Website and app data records

"""

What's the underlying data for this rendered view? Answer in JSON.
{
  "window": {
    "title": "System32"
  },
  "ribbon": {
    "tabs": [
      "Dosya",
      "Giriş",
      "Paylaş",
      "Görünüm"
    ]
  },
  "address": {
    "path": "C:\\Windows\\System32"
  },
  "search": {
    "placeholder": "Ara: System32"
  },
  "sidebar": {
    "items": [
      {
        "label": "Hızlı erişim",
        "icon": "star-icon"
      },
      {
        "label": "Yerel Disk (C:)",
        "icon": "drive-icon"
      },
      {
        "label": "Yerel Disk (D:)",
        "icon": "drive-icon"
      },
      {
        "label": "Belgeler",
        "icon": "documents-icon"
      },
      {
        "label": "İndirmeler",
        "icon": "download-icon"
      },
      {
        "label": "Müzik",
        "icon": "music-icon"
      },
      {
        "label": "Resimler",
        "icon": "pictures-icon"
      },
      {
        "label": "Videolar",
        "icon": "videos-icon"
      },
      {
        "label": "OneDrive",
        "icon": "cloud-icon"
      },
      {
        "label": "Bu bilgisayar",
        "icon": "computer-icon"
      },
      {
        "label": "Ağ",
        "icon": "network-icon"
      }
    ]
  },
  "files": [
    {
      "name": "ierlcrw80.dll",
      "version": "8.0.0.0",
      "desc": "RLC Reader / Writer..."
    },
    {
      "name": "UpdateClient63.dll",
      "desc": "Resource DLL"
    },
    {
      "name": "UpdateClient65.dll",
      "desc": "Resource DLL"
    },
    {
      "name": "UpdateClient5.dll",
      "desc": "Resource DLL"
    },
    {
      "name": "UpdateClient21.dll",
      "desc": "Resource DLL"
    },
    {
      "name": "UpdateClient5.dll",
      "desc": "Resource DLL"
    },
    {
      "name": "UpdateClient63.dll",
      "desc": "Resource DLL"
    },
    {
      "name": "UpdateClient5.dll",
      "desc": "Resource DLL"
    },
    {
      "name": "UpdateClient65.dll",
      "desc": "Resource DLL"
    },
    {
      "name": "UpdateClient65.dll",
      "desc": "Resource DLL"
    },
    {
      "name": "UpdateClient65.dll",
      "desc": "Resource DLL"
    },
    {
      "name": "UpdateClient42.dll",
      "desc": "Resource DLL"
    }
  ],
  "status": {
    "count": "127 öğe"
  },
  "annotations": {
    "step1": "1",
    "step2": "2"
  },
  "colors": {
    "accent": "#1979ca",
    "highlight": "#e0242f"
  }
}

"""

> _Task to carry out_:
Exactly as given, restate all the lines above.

> _Solution to this problem_:
What's the underlying data for this rendered view? Answer in JSON.
{
  "window": {
    "title": "System32"
  },
  "ribbon": {
    "tabs": [
      "Dosya",
      "Giriş",
      "Paylaş",
      "Görünüm"
    ]
  },
  "address": {
    "path": "C:\\Windows\\System32"
  },
  "search": {
    "placeholder": "Ara: System32"
  },
  "sidebar": {
    "items": [
      {
        "label": "Hızlı erişim",
        "icon": "star-icon"
      },
      {
        "label": "Yerel Disk (C:)",
        "icon": "drive-icon"
      },
      {
        "label": "Yerel Disk (D:)",
        "icon": "drive-icon"
      },
      {
        "label": "Belgeler",
        "icon": "documents-icon"
      },
      {
        "label": "İndirmeler",
        "icon": "download-icon"
      },
      {
        "label": "Müzik",
        "icon": "music-icon"
      },
      {
        "label": "Resimler",
        "icon": "pictures-icon"
      },
      {
        "label": "Videolar",
        "icon": "videos-icon"
      },
      {
        "label": "OneDrive",
        "icon": "cloud-icon"
      },
      {
        "label": "Bu bilgisayar",
        "icon": "computer-icon"
      },
      {
        "label": "Ağ",
        "icon": "network-icon"
      }
    ]
  },
  "files": [
    {
      "name": "ierlcrw80.dll",
      "version": "8.0.0.0",
      "desc": "RLC Reader / Writer..."
    },
    {
      "name": "UpdateClient63.dll",
      "desc": "Resource DLL"
    },
    {
      "name": "UpdateClient65.dll",
      "desc": "Resource DLL"
    },
    {
      "name": "UpdateClient5.dll",
      "desc": "Resource DLL"
    },
    {
      "name": "UpdateClient21.dll",
      "desc": "Resource DLL"
    },
    {
      "name": "UpdateClient5.dll",
      "desc": "Resource DLL"
    },
    {
      "name": "UpdateClient63.dll",
      "desc": "Resource DLL"
    },
    {
      "name": "UpdateClient5.dll",
      "desc": "Resource DLL"
    },
    {
      "name": "UpdateClient65.dll",
      "desc": "Resource DLL"
    },
    {
      "name": "UpdateClient65.dll",
      "desc": "Resource DLL"
    },
    {
      "name": "UpdateClient65.dll",
      "desc": "Resource DLL"
    },
    {
      "name": "UpdateClient42.dll",
      "desc": "Resource DLL"
    }
  ],
  "status": {
    "count": "127 öğe"
  },
  "annotations": {
    "step1": "1",
    "step2": "2"
  },
  "colors": {
    "accent": "#1979ca",
    "highlight": "#e0242f"
  }
}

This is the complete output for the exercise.